Their graduates, armed with a world class education, become intelligent, conscious citizens. Many work for top tier consulting firms, others have gone on to study nursing or author books. All walk away with a firm commitment to return to their home communities and give back, eradicating generational debts, and helping to improve the poverty stricken regions from where they once came.
Vijay and Bhavani are sixteen, and overflowed with humor, energy and life. Their visit to the United States was full of “firsts.” Their first time on an escalator. Their first time on an airplane. Their first time eating bagels. Their first time valet parking (“You mean you just hand them your car and keys? What if they don’t bring it back?!”)
When they came to Orange County, we quickly discovered one more “first” that they wanted to squeeze in before returning to India. They had not yet been to a beach.
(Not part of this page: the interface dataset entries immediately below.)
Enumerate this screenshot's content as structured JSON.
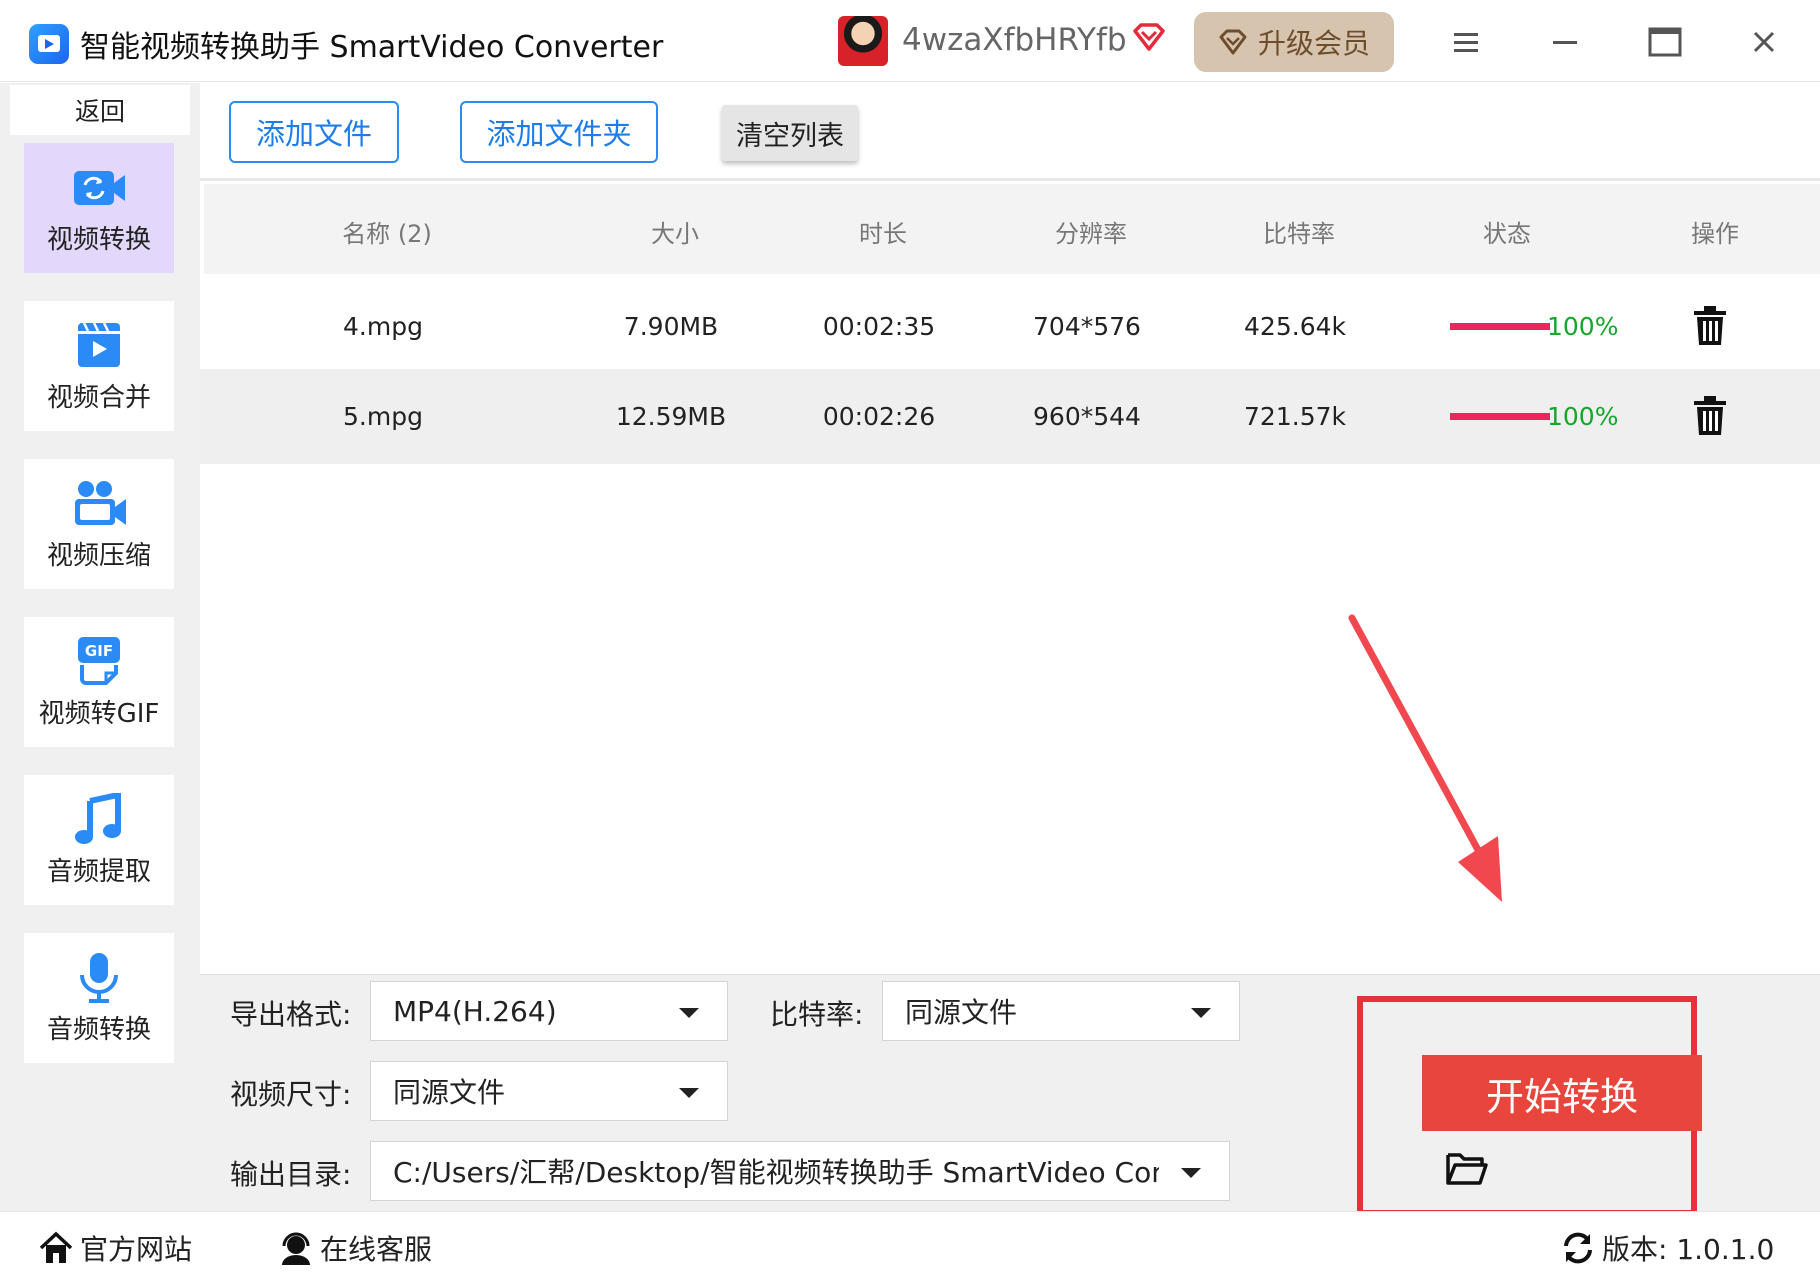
{
  "titlebar": {
    "title": "智能视频转换助手 SmartVideo Converter",
    "username": "4wzaXfbHRYfb",
    "upgrade_label": "升级会员"
  },
  "sidebar": {
    "back_label": "返回",
    "items": [
      {
        "label": "视频转换",
        "icon": "video-convert-icon",
        "active": true
      },
      {
        "label": "视频合并",
        "icon": "video-merge-icon",
        "active": false
      },
      {
        "label": "视频压缩",
        "icon": "video-compress-icon",
        "active": false
      },
      {
        "label": "视频转GIF",
        "icon": "gif-icon",
        "active": false
      },
      {
        "label": "音频提取",
        "icon": "music-note-icon",
        "active": false
      },
      {
        "label": "音频转换",
        "icon": "microphone-icon",
        "active": false
      }
    ]
  },
  "toolbar": {
    "add_file": "添加文件",
    "add_folder": "添加文件夹",
    "clear_list": "清空列表"
  },
  "table": {
    "headers": [
      "名称 (2)",
      "大小",
      "时长",
      "分辨率",
      "比特率",
      "状态",
      "操作"
    ],
    "rows": [
      {
        "name": "4.mpg",
        "size": "7.90MB",
        "duration": "00:02:35",
        "resolution": "704*576",
        "bitrate": "425.64k",
        "progress": 100,
        "progress_text": "100%"
      },
      {
        "name": "5.mpg",
        "size": "12.59MB",
        "duration": "00:02:26",
        "resolution": "960*544",
        "bitrate": "721.57k",
        "progress": 100,
        "progress_text": "100%"
      }
    ]
  },
  "settings": {
    "format_label": "导出格式:",
    "format_value": "MP4(H.264)",
    "bitrate_label": "比特率:",
    "bitrate_value": "同源文件",
    "size_label": "视频尺寸:",
    "size_value": "同源文件",
    "output_label": "输出目录:",
    "output_value": "C:/Users/汇帮/Desktop/智能视频转换助手 SmartVideo Converter",
    "start_label": "开始转换"
  },
  "statusbar": {
    "website": "官方网站",
    "support": "在线客服",
    "version": "版本: 1.0.1.0"
  },
  "colors": {
    "accent_blue": "#2a8af6",
    "active_nav": "#e3d7fb",
    "start_red": "#e8453c",
    "progress_pink": "#e8275d",
    "progress_text_green": "#13a82a",
    "upgrade_bg": "#d7c4ae"
  }
}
And so together, along with Ajit George, the US Director of Operations for Shanti Bhavan, we headed to Crystal Cove, one of the most pristine stretches of California coastline.
The day was unseasonably cool and drizzly and overcast, yet we decided to throw on some sweatshirts and go anyway. Grey clouds hung low, and a chilly breeze whipped in the air. Only a few other people were in sight, walking along the damp sand, leaving behind pressed footprints.
As we walked down the slope towards the beach, Vijay and Bhavani took off, running towards the water, arms in the air. “Wow!” they screamed, in awe of the vast expanse of water, the waves lapping up onto the sand, and the miles of stones, kelp, and other gems washed up onto the shore. They knelt to take a closer look at the water. Vijay walked right in, shoes and all. Bhavani took her sandals off and felt the sand with her feet. They both carefully selected colorful shells and bits of glass to take home to their friends who weren’t able to make the journey this time around.
I often describe mindfulness to my patients as a quality of attention, a way of attending to our life experiences, as if we were somehow noticing something for the very first time, and the very last time. And as I watched these two souls, truly seeing the beach for the first time, and never knowing if they would see it again, I felt mindfulness embodied in front of me. They were so fully engaged in the moment, soaking up every second with their breath, their hands, their eyes, their ears and noses.
This was the gift that they offered to me that day. Writing about mindfulness, reading about mindfulness, teaching mindfulness, is all one thing, but living it, truly living it, is an entirely different matter. For me, it is hard to shake myself out of my head, to break free of the tangled web of thinking about all of my experiences, rather than just being in direct contact with them.
But with them, I felt like, even if just for a moment, I saw the beach for the first time too. I took my shoes off and felt the crunch of sand between my toes. I smelled the salt in the air, and heard the rush of the waves that was at once loud and once peaceful. Together we noticed all of the different shades of blue and green and grey, and the sparkles that all of a sudden danced upon the water when the sun emerged for a brief hello.
I took away many precious memories from my time with Vijay and Bhavani, but I think our trip to the beach was a true gift to me. I realized viscerally that the beauty of noticing and being present with childlike curiosity, is that, for just a moment, you are more fully alive.
So today, and in the week ahead, I invite you to join me in trying to attend to our routine life experiences, as if through the lens of a child’s view. What do you notice?
With gratitude, Monisha